DATA TO EXAMINE>
<<<<

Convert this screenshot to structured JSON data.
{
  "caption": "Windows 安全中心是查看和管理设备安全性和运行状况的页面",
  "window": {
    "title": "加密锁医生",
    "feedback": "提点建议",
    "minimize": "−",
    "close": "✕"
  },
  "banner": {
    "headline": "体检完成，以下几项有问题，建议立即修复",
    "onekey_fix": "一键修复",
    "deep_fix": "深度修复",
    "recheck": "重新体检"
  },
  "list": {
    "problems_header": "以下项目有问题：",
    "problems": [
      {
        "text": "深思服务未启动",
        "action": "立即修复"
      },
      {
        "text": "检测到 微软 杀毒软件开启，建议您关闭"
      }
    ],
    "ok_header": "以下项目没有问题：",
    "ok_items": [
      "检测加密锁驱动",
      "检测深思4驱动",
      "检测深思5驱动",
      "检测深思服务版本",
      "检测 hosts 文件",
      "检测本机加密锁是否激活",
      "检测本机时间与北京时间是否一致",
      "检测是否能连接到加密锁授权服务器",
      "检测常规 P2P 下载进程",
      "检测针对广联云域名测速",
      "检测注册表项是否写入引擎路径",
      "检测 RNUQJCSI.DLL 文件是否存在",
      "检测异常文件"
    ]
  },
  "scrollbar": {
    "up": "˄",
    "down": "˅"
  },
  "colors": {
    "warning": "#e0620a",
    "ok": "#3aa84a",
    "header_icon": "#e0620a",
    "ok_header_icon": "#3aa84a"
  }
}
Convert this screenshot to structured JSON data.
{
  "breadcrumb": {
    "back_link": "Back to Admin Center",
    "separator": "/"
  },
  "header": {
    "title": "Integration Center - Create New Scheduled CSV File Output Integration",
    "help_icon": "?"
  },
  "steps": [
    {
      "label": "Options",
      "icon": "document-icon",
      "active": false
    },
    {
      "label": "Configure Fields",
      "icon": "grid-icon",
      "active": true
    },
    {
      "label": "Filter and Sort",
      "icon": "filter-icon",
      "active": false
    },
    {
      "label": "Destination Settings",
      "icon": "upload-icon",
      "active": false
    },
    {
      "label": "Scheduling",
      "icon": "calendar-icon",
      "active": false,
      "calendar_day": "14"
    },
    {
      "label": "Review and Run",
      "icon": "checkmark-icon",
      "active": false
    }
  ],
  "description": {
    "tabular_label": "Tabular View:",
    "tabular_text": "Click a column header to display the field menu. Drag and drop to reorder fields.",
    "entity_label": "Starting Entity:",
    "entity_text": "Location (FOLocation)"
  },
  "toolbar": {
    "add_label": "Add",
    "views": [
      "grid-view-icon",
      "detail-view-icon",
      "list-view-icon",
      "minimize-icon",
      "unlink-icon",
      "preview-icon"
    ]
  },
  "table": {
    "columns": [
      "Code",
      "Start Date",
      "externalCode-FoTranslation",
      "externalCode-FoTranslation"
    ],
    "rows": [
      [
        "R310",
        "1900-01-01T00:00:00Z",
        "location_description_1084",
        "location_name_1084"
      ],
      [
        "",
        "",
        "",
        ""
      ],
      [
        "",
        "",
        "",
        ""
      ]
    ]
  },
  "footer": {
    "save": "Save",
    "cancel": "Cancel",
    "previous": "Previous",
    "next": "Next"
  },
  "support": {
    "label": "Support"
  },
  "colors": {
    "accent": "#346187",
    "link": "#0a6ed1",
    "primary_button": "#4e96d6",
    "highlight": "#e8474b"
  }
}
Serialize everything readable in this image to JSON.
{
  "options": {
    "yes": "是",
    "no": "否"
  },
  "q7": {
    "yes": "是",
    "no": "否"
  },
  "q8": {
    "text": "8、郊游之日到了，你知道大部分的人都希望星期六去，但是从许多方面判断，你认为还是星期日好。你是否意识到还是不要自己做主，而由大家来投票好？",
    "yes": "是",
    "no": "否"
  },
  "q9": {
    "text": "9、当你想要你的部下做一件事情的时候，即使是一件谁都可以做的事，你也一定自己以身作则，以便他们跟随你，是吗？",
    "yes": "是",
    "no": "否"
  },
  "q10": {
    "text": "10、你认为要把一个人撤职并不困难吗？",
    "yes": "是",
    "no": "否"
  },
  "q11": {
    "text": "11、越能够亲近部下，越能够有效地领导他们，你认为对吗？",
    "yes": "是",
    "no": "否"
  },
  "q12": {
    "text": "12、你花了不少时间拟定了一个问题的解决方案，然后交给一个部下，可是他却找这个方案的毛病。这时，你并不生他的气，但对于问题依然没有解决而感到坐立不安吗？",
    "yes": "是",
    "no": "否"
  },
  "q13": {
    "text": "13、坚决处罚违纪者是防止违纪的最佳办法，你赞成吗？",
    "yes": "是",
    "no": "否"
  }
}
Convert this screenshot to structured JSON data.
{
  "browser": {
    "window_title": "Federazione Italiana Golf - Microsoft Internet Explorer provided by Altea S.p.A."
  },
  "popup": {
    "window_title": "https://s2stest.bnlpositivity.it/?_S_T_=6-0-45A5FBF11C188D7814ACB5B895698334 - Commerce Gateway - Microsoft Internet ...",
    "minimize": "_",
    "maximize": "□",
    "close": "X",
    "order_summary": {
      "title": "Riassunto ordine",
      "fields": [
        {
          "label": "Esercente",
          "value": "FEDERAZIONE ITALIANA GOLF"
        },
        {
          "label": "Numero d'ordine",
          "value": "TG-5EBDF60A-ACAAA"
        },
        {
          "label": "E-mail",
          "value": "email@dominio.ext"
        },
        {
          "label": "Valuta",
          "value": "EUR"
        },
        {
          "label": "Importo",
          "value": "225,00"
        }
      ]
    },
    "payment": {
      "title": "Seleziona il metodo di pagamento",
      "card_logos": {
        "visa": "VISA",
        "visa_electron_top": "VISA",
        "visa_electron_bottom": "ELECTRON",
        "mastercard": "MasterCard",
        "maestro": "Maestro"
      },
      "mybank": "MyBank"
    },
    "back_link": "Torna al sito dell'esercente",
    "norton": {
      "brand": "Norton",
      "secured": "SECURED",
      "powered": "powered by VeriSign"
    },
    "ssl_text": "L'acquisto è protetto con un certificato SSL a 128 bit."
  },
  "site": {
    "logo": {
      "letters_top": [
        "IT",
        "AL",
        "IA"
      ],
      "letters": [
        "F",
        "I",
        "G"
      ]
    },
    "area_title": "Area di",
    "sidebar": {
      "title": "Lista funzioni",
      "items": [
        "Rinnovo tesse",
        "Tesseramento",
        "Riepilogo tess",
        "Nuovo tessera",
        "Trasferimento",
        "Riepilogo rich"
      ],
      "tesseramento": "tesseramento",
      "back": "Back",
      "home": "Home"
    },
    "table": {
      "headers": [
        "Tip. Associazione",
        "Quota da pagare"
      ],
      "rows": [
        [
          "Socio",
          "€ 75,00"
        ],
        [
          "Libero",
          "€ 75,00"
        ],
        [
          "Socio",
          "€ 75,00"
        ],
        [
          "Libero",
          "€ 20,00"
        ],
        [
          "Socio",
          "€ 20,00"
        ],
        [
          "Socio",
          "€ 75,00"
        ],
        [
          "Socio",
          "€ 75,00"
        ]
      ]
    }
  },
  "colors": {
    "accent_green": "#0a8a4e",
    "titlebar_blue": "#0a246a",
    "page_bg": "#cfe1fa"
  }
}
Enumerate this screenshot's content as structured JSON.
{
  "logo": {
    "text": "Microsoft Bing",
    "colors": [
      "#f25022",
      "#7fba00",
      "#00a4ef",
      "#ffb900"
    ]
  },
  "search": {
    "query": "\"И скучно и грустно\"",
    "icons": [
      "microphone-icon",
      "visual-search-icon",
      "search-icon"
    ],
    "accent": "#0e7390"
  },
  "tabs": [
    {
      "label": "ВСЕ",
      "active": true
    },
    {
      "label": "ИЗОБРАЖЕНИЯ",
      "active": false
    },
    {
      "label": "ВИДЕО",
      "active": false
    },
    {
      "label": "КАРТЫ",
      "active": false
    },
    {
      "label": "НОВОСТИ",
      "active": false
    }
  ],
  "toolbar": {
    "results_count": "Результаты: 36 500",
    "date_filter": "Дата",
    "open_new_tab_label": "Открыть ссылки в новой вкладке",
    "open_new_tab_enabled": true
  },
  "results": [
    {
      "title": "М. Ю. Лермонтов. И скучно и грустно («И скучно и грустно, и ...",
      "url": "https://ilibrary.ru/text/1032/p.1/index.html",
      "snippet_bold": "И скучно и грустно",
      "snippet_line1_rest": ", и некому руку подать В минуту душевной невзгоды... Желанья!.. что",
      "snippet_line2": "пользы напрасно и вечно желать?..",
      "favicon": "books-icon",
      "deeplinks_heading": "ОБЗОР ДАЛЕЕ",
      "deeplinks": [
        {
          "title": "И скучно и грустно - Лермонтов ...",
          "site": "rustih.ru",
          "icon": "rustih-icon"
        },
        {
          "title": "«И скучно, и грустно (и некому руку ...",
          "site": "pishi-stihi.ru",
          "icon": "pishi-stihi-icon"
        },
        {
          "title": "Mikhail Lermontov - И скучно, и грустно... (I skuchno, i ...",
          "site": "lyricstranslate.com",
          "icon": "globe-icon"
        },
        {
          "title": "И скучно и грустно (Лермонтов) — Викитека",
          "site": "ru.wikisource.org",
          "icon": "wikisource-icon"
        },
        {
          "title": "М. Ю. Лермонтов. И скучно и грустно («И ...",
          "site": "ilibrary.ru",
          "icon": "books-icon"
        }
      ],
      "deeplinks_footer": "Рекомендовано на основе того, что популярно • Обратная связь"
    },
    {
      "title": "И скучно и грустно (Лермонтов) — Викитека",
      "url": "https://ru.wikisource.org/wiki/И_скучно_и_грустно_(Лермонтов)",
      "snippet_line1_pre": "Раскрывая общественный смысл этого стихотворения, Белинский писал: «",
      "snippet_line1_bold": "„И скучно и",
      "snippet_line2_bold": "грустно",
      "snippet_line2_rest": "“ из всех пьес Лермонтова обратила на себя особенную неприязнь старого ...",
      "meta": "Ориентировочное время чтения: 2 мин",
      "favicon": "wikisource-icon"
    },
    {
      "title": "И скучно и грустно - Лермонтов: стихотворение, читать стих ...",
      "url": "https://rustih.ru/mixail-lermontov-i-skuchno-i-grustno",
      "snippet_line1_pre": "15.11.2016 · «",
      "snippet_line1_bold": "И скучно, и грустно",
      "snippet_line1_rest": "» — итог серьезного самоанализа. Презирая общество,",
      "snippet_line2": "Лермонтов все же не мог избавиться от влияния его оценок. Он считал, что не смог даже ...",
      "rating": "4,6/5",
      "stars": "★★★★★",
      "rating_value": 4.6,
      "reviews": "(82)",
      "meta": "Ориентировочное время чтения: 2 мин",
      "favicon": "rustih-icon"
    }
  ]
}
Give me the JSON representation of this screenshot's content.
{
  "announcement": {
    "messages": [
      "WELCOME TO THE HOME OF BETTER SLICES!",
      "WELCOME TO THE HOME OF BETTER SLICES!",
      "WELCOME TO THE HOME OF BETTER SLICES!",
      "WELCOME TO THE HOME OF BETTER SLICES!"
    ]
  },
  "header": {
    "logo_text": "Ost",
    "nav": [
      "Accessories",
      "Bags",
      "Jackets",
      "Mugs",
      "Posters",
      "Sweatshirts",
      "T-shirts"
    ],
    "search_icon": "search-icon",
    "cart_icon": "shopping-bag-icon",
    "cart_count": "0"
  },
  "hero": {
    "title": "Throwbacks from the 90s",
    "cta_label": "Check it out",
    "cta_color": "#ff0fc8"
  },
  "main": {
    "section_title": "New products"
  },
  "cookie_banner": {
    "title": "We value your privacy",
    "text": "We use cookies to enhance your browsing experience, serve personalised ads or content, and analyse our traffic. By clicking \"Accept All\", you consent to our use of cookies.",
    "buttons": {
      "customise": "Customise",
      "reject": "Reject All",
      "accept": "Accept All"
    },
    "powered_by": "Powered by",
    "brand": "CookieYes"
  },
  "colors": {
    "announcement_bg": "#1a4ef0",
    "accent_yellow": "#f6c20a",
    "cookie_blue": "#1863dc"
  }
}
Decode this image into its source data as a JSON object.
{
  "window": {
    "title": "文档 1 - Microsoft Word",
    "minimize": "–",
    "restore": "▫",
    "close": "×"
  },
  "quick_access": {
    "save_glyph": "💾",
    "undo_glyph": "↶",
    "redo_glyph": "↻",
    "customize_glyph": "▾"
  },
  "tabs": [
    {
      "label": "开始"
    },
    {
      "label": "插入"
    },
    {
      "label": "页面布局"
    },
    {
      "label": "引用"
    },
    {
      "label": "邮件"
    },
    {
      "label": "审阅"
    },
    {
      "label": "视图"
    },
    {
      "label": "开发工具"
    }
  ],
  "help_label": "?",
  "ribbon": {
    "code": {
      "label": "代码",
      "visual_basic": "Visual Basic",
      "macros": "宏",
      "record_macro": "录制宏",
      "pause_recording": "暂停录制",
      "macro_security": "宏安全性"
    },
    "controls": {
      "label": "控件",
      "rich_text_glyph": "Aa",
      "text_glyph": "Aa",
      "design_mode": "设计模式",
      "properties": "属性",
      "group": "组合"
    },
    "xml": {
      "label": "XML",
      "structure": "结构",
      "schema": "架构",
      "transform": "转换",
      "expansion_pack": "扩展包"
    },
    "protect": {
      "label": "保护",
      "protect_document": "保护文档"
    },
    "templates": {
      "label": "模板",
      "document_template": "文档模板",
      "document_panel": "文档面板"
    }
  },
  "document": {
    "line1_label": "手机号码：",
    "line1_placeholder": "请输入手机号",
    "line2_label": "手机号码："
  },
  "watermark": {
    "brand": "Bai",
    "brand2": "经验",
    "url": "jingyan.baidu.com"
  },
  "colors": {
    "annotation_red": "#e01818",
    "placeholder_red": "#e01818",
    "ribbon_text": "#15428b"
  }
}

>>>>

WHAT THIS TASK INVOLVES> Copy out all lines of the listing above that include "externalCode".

WRITTEN REPLY>
      "externalCode-FoTranslation",
      "externalCode-FoTranslation"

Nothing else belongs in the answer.